I like the holistic approach about thinking of, and then mitigating surface sheen that Gamblin addresses in this page (http://www.gamblincolors.com/newsletters/pdf/GamblinStudioNotes17_SurfaceQuality.pdf).

PattyC
10-30-2010, 08:36 PM
Actually that article from Gamblin helps a lot. Thanks Sid. They have a great web site I think. I refer to it a lot. Hadn't read that one.

Lucy

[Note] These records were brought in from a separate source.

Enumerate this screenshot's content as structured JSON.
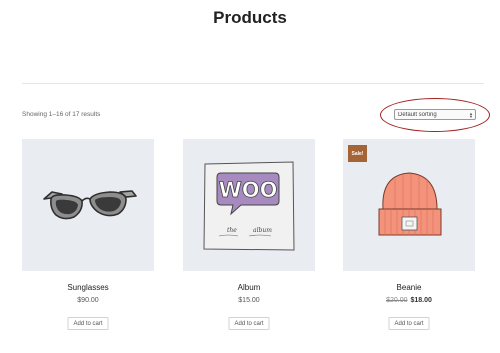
{
  "page": {
    "title": "Products"
  },
  "toolbar": {
    "result_count": "Showing 1–16 of 17 results",
    "sort": {
      "selected": "Default sorting"
    }
  },
  "products": [
    {
      "name": "Sunglasses",
      "price": "$90.00",
      "button": "Add to cart",
      "image_icon": "sunglasses-icon"
    },
    {
      "name": "Album",
      "price": "$15.00",
      "button": "Add to cart",
      "image_icon": "album-icon",
      "album_art": {
        "logo": "WOO",
        "caption_left": "the",
        "caption_right": "album"
      }
    },
    {
      "name": "Beanie",
      "old_price": "$20.00",
      "price": "$18.00",
      "button": "Add to cart",
      "image_icon": "beanie-icon",
      "badge": "Sale!"
    }
  ],
  "colors": {
    "image_bg": "#e9edf1",
    "annotation_circle": "#a1221f",
    "sale_badge": "#a46435",
    "album_purple": "#a78bc0",
    "beanie": "#f4937b"
  }
}
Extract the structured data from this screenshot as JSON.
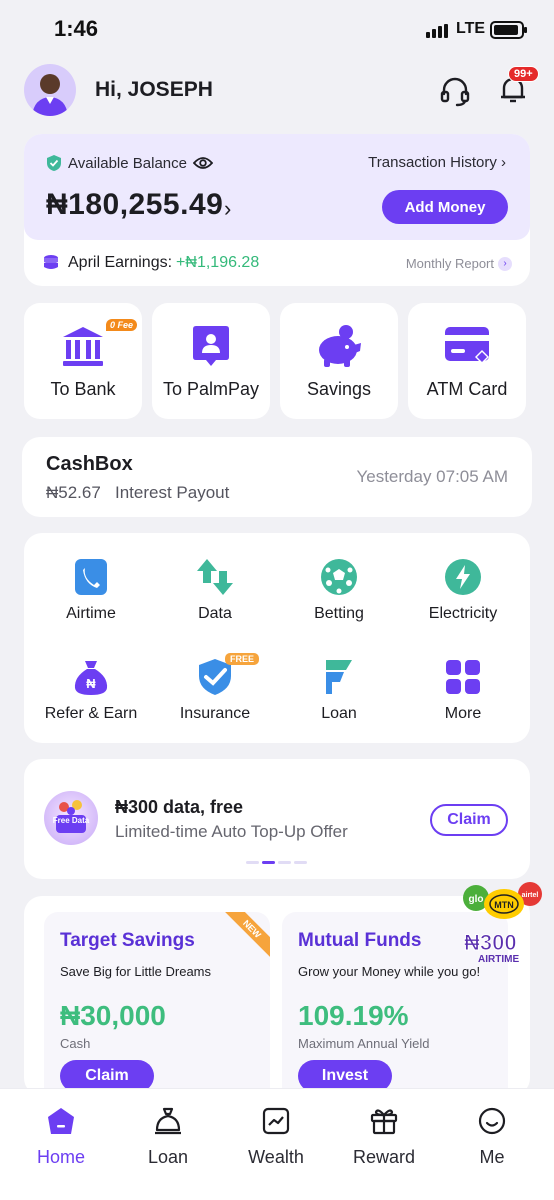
{
  "status": {
    "time": "1:46",
    "network": "LTE"
  },
  "header": {
    "greeting": "Hi, JOSEPH",
    "notif_badge": "99+"
  },
  "balance": {
    "label": "Available Balance",
    "history_link": "Transaction History",
    "amount": "₦180,255.49",
    "add_money": "Add Money",
    "earnings_label": "April Earnings:",
    "earnings_value": "+₦1,196.28",
    "monthly_report": "Monthly Report"
  },
  "quick_actions": [
    {
      "label": "To Bank",
      "icon": "bank-icon",
      "badge": "0 Fee"
    },
    {
      "label": "To PalmPay",
      "icon": "palmpay-icon"
    },
    {
      "label": "Savings",
      "icon": "piggy-bank-icon"
    },
    {
      "label": "ATM Card",
      "icon": "atm-card-icon"
    }
  ],
  "cashbox": {
    "title": "CashBox",
    "amount": "₦52.67",
    "desc": "Interest Payout",
    "time": "Yesterday 07:05 AM"
  },
  "services": [
    {
      "label": "Airtime",
      "icon": "phone-icon"
    },
    {
      "label": "Data",
      "icon": "data-arrows-icon"
    },
    {
      "label": "Betting",
      "icon": "soccer-ball-icon"
    },
    {
      "label": "Electricity",
      "icon": "lightning-icon"
    },
    {
      "label": "Refer & Earn",
      "icon": "money-bag-icon"
    },
    {
      "label": "Insurance",
      "icon": "shield-icon",
      "badge": "FREE"
    },
    {
      "label": "Loan",
      "icon": "loan-icon"
    },
    {
      "label": "More",
      "icon": "grid-icon"
    }
  ],
  "promo": {
    "title": "₦300 data, free",
    "subtitle": "Limited-time Auto Top-Up Offer",
    "claim": "Claim",
    "image_text": "Free Data"
  },
  "products": [
    {
      "title": "Target Savings",
      "subtitle": "Save Big for Little Dreams",
      "value": "₦30,000",
      "caption": "Cash",
      "button": "Claim",
      "ribbon": "NEW"
    },
    {
      "title": "Mutual Funds",
      "subtitle": "Grow your Money while you go!",
      "value": "109.19%",
      "caption": "Maximum Annual Yield",
      "button": "Invest"
    }
  ],
  "airtime_float": {
    "amount": "₦300",
    "label": "AIRTIME",
    "logos": [
      "glo",
      "MTN",
      "airtel"
    ]
  },
  "tabs": [
    {
      "label": "Home",
      "icon": "home-icon",
      "active": true
    },
    {
      "label": "Loan",
      "icon": "loan-bag-icon"
    },
    {
      "label": "Wealth",
      "icon": "chart-icon"
    },
    {
      "label": "Reward",
      "icon": "gift-icon"
    },
    {
      "label": "Me",
      "icon": "smiley-icon"
    }
  ],
  "colors": {
    "accent": "#6c3ef2",
    "green": "#34b97a",
    "teal": "#3fb89a",
    "blue": "#3a8ee6",
    "orange": "#f6a43c"
  }
}
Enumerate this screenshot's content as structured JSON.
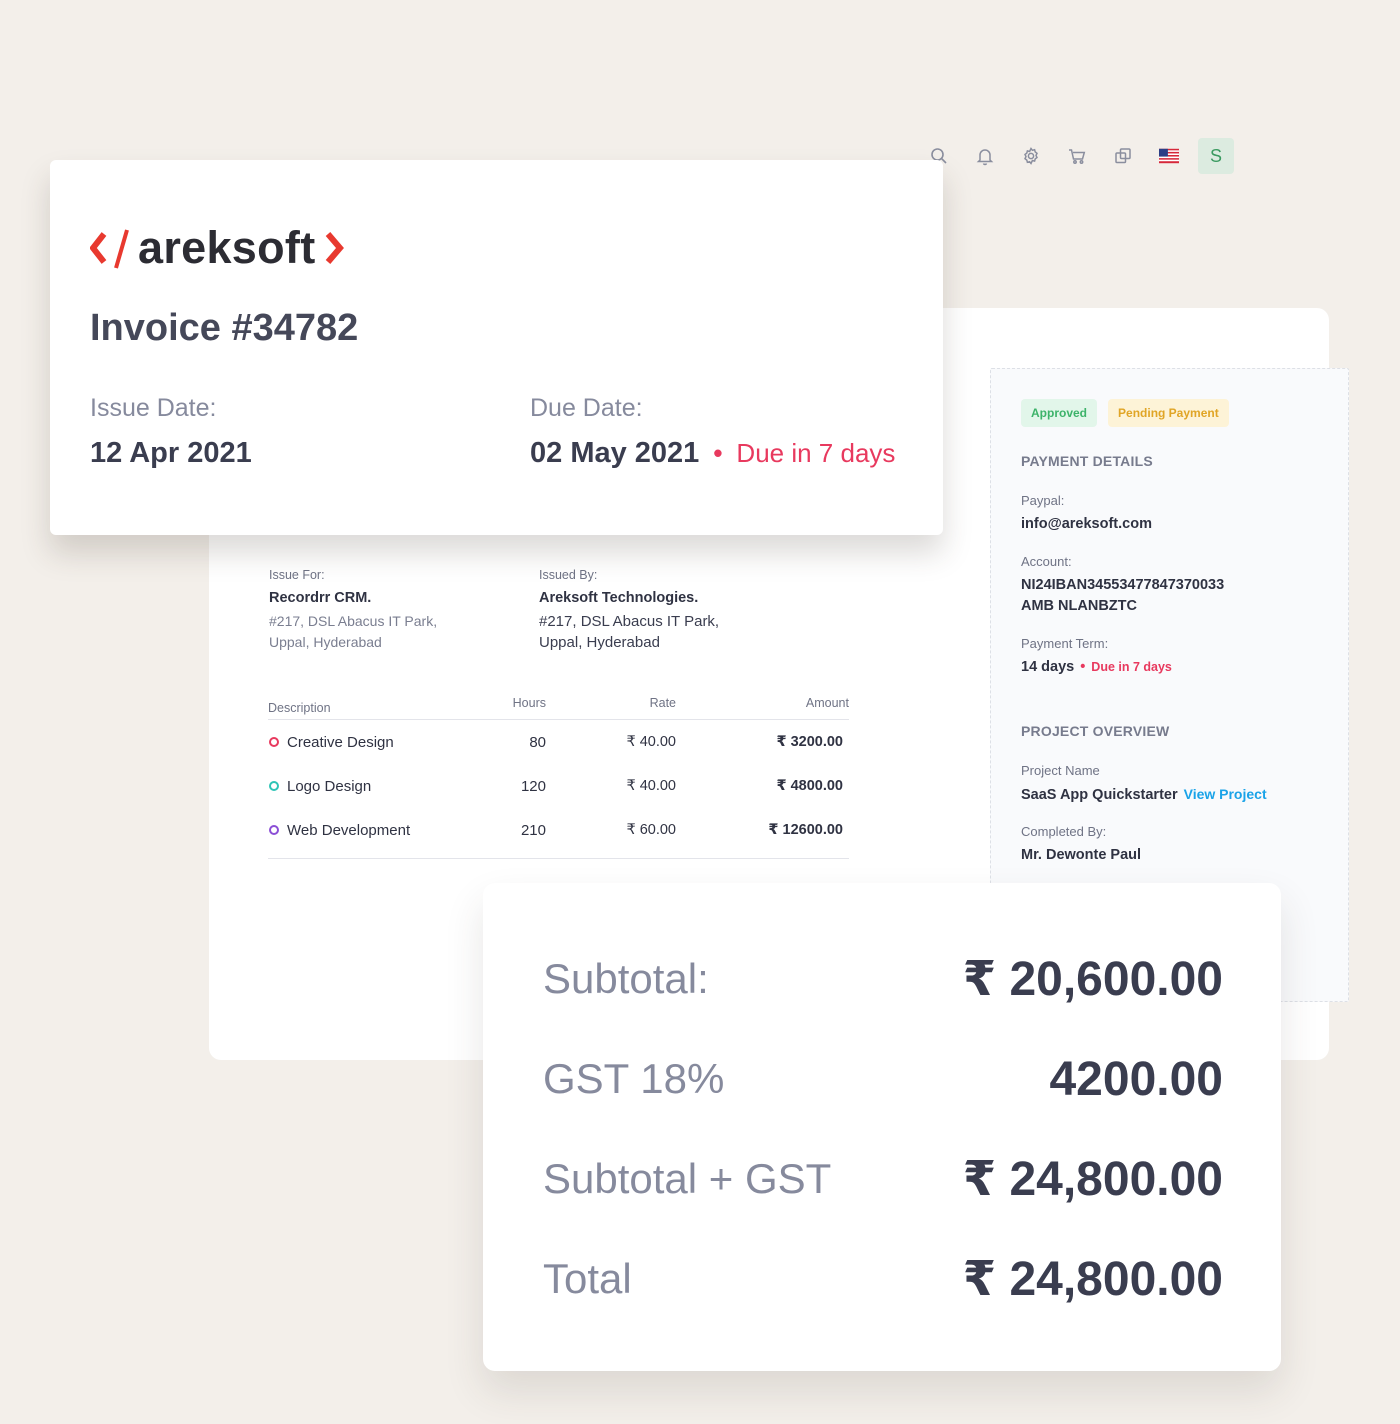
{
  "toolbar": {
    "icons": [
      "search-icon",
      "bell-icon",
      "gear-icon",
      "cart-icon",
      "copy-icon",
      "us-flag-icon"
    ],
    "avatar_initial": "S"
  },
  "header": {
    "logo": {
      "open": "</",
      "name": "areksoft",
      "close": ">"
    },
    "invoice_title": "Invoice #34782",
    "issue_date_label": "Issue Date:",
    "issue_date": "12 Apr 2021",
    "due_date_label": "Due Date:",
    "due_date": "02 May 2021",
    "due_note": "Due in 7 days"
  },
  "parties": {
    "issue_for": {
      "label": "Issue For:",
      "name": "Recordrr CRM.",
      "address_line1": "#217, DSL Abacus IT Park,",
      "address_line2": "Uppal, Hyderabad"
    },
    "issued_by": {
      "label": "Issued By:",
      "name": "Areksoft Technologies.",
      "address_line1": "#217, DSL Abacus IT Park,",
      "address_line2": "Uppal, Hyderabad"
    }
  },
  "items": {
    "headers": {
      "description": "Description",
      "hours": "Hours",
      "rate": "Rate",
      "amount": "Amount"
    },
    "rows": [
      {
        "description": "Creative Design",
        "hours": "80",
        "rate": "₹ 40.00",
        "amount": "₹ 3200.00",
        "color": "#e8395e"
      },
      {
        "description": "Logo Design",
        "hours": "120",
        "rate": "₹ 40.00",
        "amount": "₹ 4800.00",
        "color": "#2ec4b6"
      },
      {
        "description": "Web Development",
        "hours": "210",
        "rate": "₹ 60.00",
        "amount": "₹ 12600.00",
        "color": "#8b4fd6"
      }
    ]
  },
  "sidebar": {
    "badges": {
      "approved": "Approved",
      "pending": "Pending Payment"
    },
    "payment_details_title": "PAYMENT DETAILS",
    "paypal_label": "Paypal:",
    "paypal_value": "info@areksoft.com",
    "account_label": "Account:",
    "account_line1": "NI24IBAN34553477847370033",
    "account_line2": "AMB NLANBZTC",
    "term_label": "Payment Term:",
    "term_value": "14 days",
    "term_due": "Due in 7 days",
    "project_overview_title": "PROJECT OVERVIEW",
    "project_name_label": "Project Name",
    "project_name": "SaaS App Quickstarter",
    "view_project": "View Project",
    "completed_by_label": "Completed By:",
    "completed_by": "Mr. Dewonte Paul"
  },
  "totals": {
    "subtotal_label": "Subtotal:",
    "subtotal": "₹ 20,600.00",
    "gst_label": "GST 18%",
    "gst": "4200.00",
    "subtotal_gst_label": "Subtotal + GST",
    "subtotal_gst": "₹ 24,800.00",
    "total_label": "Total",
    "total": "₹ 24,800.00"
  }
}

Ribera
10-30-2010, 09:26 PM
All paint's sold at standardized consistencies, more pigment,
less oil the better; you can add more oil (or solvent) at your
pleasure.
- Solvent and oil being less expensive.
At the commencement of a multilayered image, obviously
one desires the paint lean; one may even add solvent.
At the conclusion, w/glazes, fatter.
Invariably, as one lays the paint on, some areas of the sur-
face absorb too much oil, and you get faded, or sunken-in
areas - other areas fine.
Of course, in the process of crafting the image, one can't
wait till the final varnish, 6 months to a year later, to
know if it'll be right. One must either oil-out or retouch var-
nish it to bring the hues to fullness; at that point one's rela-
ting tones over the whole image.
Having parts correct and parts wrong won't do.
Retouch varnish is simply a more dilute final varnish - more
solvent, less resin; it can be painted right atop the sunken
areas - In fact, it's designed to be.
Oiling out is merely adding a little oil specifically to the areas
that lack it, dull.
If an area's dull, it simply lacks oil - add more (or resin).
r

fxoflight
11-30-2011, 01:15 PM
Hi folks-

Normally I paint on masonite hardboard panel primed with 2 or 3 layers of acrylic gesso, or on acrylic primed canvas. I've never had an issue with dull patches until now, when I tried painting on oak plywood primed with 4 to 5 layers of acrylic gesso. As far as I can remember I obeyed the fat over lean rule, when applying my second layer. It looked fine, until a week later when dark patches started to appear in my portrait painting, ruining the look.

This is completely disheartening, but I hope I can safely say the problem is with the oak plywood and insufficient surface preparation. Does this sound like the issue? Are masonite panels less absorbant than oak plywood? As I said I've never had an issue with dull patches until the oak plywood, so I can only assume this is the problem area.

Thanks in advance.
-fxoflight

Mares Rex
11-30-2011, 04:01 PM
Have you sized the plywood properly?

Scorpio
11-30-2011, 04:15 PM
Here is a FAQ from Winsor Newton. Several of the topics address this subject.

http://www.winsornewton.com/main.aspx?pageID=394#o5

In my experience, it is the earth colors that sink the most.

fxoflight
11-30-2011, 04:30 PM
No, I don't think I've sized the plywood properly. Acrylic gesso on plywood does not seem to be enough to create a good ground, in my case.

Since I haven't experienced this issue with masonite hardboard panel (primed with acrylic gesso only), am I safe to assume that masonite is actually a better support for oil painting? I don't want the ground I'm painting on to change the look of the finished painting in a year's time, for example. That would be so disappointing.